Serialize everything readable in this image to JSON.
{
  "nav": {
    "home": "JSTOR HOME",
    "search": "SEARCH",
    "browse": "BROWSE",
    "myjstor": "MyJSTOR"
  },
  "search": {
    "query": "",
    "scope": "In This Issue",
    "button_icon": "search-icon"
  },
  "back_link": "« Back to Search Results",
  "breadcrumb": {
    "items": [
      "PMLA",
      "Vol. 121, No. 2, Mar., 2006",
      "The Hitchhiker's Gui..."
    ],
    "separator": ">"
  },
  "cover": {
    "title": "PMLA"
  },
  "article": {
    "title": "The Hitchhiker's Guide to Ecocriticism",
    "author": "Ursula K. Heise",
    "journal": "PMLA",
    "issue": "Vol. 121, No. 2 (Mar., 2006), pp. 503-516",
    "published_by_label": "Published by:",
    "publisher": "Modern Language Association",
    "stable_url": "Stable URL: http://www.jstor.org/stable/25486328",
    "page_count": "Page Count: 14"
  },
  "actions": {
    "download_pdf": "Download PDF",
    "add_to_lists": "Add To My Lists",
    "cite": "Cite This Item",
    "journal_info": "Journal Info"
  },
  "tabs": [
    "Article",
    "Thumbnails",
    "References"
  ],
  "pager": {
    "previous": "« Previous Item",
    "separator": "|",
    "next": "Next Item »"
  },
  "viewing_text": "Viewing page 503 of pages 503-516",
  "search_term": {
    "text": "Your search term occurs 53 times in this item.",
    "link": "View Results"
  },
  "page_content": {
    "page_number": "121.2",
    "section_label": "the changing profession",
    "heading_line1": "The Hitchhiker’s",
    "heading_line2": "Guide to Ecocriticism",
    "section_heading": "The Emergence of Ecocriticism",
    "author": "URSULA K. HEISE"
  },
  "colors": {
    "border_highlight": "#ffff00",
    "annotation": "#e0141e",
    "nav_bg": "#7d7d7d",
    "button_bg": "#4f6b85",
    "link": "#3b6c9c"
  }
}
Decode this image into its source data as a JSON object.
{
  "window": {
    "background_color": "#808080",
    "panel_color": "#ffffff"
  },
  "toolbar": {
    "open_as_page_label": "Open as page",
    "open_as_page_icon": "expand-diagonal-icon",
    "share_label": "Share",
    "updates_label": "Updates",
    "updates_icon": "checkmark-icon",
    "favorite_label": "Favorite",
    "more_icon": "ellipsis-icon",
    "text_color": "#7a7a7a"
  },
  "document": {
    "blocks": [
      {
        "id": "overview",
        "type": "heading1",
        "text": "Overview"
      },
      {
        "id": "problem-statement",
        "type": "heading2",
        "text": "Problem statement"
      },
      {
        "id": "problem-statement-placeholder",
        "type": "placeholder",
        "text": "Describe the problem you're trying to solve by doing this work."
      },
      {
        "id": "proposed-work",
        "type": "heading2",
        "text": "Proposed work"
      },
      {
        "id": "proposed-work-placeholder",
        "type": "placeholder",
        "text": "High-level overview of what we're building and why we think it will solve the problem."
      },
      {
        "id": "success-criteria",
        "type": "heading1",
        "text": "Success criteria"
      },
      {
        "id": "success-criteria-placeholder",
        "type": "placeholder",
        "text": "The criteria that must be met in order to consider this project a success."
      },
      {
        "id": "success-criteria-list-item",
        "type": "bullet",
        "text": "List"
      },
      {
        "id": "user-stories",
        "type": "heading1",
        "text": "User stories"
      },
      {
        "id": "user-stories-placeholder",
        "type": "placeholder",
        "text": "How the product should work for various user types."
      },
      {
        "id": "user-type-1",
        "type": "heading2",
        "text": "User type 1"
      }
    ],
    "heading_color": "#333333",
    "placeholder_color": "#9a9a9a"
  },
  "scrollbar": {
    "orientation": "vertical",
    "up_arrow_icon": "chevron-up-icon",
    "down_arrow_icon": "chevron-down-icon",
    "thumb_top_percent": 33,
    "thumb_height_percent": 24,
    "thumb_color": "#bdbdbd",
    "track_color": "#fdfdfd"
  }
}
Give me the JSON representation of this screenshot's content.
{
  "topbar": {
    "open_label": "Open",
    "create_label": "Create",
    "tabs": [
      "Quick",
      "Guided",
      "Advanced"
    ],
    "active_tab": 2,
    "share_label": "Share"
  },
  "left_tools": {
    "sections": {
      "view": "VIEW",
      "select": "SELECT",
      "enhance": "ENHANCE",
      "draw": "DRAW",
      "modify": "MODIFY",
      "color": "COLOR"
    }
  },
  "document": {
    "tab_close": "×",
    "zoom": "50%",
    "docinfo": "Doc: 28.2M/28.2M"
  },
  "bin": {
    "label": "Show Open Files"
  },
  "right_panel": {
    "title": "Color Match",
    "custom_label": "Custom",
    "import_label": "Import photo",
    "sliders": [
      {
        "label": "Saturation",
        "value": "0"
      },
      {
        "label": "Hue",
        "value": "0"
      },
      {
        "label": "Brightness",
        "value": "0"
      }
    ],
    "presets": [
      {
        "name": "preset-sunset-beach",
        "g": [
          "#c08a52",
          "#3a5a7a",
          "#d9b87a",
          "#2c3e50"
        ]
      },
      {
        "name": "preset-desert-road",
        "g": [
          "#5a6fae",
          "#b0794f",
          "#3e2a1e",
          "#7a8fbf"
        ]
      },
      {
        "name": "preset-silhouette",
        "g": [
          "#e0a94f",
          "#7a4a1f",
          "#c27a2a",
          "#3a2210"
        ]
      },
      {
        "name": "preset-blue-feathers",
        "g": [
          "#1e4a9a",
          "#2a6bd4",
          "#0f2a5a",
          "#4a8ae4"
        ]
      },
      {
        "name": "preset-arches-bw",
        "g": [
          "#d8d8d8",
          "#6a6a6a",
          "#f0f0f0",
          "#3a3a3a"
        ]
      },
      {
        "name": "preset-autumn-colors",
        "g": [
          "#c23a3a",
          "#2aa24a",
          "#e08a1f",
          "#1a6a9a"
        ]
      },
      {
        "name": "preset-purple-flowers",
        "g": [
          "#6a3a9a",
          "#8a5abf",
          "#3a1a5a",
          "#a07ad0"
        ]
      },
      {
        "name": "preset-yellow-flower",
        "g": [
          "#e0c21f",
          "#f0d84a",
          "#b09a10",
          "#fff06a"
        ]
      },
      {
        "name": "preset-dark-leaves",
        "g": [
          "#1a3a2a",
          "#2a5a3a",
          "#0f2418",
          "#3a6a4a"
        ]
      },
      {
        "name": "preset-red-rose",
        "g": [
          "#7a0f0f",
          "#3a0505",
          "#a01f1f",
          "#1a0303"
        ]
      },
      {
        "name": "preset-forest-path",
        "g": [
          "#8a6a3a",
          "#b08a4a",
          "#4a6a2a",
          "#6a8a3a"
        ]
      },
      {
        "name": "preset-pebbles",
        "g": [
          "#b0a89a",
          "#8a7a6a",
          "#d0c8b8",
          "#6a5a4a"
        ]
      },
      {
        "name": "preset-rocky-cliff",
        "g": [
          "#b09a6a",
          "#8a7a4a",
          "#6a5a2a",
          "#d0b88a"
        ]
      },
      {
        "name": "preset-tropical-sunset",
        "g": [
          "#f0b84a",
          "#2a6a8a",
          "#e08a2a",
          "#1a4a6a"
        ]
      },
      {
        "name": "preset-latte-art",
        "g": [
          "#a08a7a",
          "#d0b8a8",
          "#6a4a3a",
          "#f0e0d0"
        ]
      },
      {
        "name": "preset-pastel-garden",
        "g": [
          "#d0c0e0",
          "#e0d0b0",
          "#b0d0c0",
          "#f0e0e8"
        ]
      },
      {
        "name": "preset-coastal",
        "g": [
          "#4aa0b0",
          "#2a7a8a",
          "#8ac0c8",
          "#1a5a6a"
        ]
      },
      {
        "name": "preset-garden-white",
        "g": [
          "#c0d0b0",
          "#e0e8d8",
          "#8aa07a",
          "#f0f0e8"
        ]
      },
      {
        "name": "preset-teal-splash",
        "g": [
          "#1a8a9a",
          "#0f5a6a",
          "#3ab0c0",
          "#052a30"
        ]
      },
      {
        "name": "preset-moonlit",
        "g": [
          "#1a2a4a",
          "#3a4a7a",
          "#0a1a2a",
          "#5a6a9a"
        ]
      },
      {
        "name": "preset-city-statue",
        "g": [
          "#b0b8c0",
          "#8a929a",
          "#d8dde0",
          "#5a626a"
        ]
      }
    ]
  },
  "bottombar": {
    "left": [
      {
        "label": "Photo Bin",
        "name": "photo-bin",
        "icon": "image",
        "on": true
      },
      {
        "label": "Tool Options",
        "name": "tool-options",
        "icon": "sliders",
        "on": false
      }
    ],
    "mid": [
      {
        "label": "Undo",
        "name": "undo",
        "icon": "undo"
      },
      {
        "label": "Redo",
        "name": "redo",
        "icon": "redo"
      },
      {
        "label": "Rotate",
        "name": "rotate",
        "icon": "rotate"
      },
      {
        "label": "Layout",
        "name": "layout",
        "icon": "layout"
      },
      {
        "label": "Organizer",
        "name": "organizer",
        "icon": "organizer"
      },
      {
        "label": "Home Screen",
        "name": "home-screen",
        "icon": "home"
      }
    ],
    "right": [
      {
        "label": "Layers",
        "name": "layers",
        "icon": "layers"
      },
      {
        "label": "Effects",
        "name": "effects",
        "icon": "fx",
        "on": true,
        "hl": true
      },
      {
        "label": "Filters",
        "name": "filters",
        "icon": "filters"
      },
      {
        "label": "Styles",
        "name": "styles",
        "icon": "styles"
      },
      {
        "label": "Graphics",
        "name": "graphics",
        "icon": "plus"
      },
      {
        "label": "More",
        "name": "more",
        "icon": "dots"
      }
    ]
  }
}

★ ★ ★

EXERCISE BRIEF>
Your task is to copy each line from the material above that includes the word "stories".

TASK ANSWER>
        "id": "user-stories",
        "text": "User stories"
        "id": "user-stories-placeholder",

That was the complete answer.